First mover’s advantage refers to a competitive edge for a firm due to its being innovative and first of its kind in the market. It makes sense. Being innovative in technology, or marketing an innovative product or new approach to marketing can yield sufficient advantage to a firm. This happens mostly due to time-lag for other competitors to show up with similar products or processes in the market. This time-lag enables the new firm to quickly brand a product and get a permanent pie of mind share. It is comparable to what is known as “Blue Ocean Strategy” today. You enter an uncontested market space and get an upper-hand since no competition is there yet.
However, there are many studies and researches across the globe that found a good number of opposing cases to this phenomenon. Since many “first movers” in many categories are out of market today, some researchers argue that fist mover’s advantage is more of a conditional proposition rather than a universal phenomenon. According to a study by Stanford Business School, USA, researchers found four disadvantages of first mover companies.

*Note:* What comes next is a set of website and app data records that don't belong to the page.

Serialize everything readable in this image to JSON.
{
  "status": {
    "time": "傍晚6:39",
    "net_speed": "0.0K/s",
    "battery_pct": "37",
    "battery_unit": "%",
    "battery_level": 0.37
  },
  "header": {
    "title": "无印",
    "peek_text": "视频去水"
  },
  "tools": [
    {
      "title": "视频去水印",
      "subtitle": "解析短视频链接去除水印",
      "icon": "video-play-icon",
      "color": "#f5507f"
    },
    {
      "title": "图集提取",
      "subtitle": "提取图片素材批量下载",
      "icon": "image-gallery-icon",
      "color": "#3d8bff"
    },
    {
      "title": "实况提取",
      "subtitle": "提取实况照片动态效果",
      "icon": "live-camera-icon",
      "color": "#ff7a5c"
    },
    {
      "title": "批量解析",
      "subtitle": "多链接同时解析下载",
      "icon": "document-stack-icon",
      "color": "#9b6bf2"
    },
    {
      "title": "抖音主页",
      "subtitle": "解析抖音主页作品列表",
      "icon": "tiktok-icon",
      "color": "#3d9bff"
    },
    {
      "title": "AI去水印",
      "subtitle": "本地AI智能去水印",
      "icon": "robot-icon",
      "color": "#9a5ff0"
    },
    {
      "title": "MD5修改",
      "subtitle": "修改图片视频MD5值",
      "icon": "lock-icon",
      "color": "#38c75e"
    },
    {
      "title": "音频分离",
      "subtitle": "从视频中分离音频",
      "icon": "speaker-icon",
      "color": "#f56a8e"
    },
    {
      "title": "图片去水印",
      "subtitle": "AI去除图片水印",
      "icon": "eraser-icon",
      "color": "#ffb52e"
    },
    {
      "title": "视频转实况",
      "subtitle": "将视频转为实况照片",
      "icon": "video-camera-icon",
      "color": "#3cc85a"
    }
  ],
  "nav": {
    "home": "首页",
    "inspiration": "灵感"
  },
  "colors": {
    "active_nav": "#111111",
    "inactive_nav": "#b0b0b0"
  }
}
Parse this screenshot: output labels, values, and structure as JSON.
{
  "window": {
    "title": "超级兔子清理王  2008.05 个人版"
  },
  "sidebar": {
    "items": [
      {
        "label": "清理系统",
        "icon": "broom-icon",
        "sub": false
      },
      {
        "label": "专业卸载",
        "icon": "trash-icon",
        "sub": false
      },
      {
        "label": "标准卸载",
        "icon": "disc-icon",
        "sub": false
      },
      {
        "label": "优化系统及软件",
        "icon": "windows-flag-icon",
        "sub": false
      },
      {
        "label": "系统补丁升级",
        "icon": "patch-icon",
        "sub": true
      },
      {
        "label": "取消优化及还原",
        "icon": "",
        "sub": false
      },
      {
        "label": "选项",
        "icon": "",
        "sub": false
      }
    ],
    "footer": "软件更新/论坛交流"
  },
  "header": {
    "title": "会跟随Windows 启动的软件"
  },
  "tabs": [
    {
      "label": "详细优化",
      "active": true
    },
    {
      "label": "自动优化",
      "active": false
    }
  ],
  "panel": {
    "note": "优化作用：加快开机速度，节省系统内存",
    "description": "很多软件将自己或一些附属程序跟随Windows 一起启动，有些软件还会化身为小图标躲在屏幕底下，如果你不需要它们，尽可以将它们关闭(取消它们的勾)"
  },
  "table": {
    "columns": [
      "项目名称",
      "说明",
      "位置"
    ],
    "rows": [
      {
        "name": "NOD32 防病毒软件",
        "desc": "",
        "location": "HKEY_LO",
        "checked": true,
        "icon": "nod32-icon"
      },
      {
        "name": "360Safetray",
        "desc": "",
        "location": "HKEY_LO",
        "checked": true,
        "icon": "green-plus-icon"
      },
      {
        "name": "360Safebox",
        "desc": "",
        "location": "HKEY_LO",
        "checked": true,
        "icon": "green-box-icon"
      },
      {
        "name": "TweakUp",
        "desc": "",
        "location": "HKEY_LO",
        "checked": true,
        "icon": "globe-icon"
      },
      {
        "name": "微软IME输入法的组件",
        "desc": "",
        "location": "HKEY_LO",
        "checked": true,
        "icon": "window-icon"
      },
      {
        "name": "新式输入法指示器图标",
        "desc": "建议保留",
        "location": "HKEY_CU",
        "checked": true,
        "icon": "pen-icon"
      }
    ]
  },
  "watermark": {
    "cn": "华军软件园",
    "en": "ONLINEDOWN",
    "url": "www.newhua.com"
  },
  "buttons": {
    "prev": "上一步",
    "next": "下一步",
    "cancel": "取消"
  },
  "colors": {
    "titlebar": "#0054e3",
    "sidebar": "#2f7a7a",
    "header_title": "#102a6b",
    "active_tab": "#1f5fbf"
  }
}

First, first movers are the first risk takers to create a market and do the investment (in terms of advertising, R&D, infrastructure etc.). Late entrants may capitalize on this already established market as free riders, with less investment. Second, late movers can gain an edge over first movers by solving market imperfections or through technological improvement. For example, when Toyota was planning to enter the US market, it interviewed the drivers of Volkswagen- the leading competitor in the small car segment at that time. Information on what users of Volkswagen liked and disliked greatly influenced the design process of new Toyota. As a result, Toyota succeeded as a late entrant in the US market. Third, customer needs, as well as technology, are dynamic in nature. They keep changing over time. First movers are not always aware of the technology changes (even though innovative technology could have been the reason of its being the first mover!), and later fall behind in keeping themselves updated. This is how late entrants replace the first mover. Even though the customer base might stay the same, it would already be taken over by the improved tech adopter. Fourth, first movers may fail because sometimes “success could be a pillar of failure”! Once a firm is successful and gets big, it suffers from “inertia”, the established rule of success become difficult to change at every level of organization. Even though they might be aware of new technology, it takes time for them to change. This inertia makes late entrants adopt new technology quickly and move ahead of those erstwhile first movers.
It seems that, while some companies showed their successes because of early entry, first mover’s advantage is not a universal phenomenon. Rather, a lot of failures can be traced where first mover’s disadvantages wiped them out from the market. So what is the conclusion: does it exist or not? In the next write-up, we will explore the “conditions” under which first movers’ advantage will likely to exist and bear fruits to its followers. (to be continued)